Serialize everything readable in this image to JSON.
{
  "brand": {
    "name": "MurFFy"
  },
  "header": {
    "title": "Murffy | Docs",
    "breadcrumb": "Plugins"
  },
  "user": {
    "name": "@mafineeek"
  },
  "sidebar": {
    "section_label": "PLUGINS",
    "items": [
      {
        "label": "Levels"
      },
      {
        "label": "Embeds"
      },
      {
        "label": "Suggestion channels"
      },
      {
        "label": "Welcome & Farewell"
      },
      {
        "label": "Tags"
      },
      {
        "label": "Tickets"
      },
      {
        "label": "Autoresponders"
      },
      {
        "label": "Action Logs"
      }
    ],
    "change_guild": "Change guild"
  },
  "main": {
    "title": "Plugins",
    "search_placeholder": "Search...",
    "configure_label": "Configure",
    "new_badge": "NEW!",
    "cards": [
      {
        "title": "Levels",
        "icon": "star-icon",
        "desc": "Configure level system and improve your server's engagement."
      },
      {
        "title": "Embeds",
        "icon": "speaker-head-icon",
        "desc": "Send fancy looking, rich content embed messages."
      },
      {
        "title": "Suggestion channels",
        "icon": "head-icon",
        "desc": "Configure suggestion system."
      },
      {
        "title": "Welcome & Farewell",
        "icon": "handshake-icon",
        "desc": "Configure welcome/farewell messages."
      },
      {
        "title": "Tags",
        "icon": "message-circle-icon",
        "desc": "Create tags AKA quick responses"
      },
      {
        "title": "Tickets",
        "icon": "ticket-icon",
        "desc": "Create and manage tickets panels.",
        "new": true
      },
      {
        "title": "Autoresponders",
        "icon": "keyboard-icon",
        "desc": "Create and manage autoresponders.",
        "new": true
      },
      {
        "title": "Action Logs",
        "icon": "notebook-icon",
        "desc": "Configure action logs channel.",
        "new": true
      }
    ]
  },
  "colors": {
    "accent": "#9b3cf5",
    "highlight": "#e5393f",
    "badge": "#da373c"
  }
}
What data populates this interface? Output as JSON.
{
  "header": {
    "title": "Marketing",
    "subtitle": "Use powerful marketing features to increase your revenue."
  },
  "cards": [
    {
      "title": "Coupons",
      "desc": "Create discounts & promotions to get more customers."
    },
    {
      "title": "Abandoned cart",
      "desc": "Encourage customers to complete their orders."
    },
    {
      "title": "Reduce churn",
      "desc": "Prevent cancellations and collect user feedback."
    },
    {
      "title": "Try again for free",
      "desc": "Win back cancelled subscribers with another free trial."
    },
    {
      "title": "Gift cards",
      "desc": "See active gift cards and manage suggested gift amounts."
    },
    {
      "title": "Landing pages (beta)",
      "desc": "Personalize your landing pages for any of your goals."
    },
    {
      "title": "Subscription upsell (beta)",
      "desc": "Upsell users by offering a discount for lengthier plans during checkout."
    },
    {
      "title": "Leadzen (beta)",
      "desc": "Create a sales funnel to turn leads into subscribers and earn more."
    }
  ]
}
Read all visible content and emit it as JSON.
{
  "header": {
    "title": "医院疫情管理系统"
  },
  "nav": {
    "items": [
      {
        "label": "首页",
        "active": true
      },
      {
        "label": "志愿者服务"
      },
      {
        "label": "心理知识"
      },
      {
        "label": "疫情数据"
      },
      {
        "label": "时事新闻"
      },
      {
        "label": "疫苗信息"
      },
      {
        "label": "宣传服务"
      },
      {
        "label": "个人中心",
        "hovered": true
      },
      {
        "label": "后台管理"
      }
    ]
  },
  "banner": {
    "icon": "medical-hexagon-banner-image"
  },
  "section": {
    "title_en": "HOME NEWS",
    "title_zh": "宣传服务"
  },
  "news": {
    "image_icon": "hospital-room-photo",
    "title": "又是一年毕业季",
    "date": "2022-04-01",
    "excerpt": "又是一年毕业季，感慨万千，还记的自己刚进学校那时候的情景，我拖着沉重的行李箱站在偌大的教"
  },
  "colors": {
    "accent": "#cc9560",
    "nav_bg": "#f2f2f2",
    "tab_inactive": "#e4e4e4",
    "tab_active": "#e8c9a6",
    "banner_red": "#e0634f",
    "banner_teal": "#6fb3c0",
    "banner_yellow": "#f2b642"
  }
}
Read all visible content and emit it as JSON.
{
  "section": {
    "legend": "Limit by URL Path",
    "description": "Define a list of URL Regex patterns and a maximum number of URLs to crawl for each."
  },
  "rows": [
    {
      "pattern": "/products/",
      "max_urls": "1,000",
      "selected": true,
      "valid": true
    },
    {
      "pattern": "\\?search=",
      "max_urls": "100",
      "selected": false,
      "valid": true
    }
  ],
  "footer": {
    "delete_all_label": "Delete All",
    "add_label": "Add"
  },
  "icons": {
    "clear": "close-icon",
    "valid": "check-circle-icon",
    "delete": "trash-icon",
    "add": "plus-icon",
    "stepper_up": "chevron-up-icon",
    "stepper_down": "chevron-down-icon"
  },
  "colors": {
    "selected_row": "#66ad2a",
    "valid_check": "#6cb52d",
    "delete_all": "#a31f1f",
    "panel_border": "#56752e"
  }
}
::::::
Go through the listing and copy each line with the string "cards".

● **RESULT**
    "cards": [
  "cards": [
      "title": "Gift cards",
      "desc": "See active gift cards and manage suggested gift amounts."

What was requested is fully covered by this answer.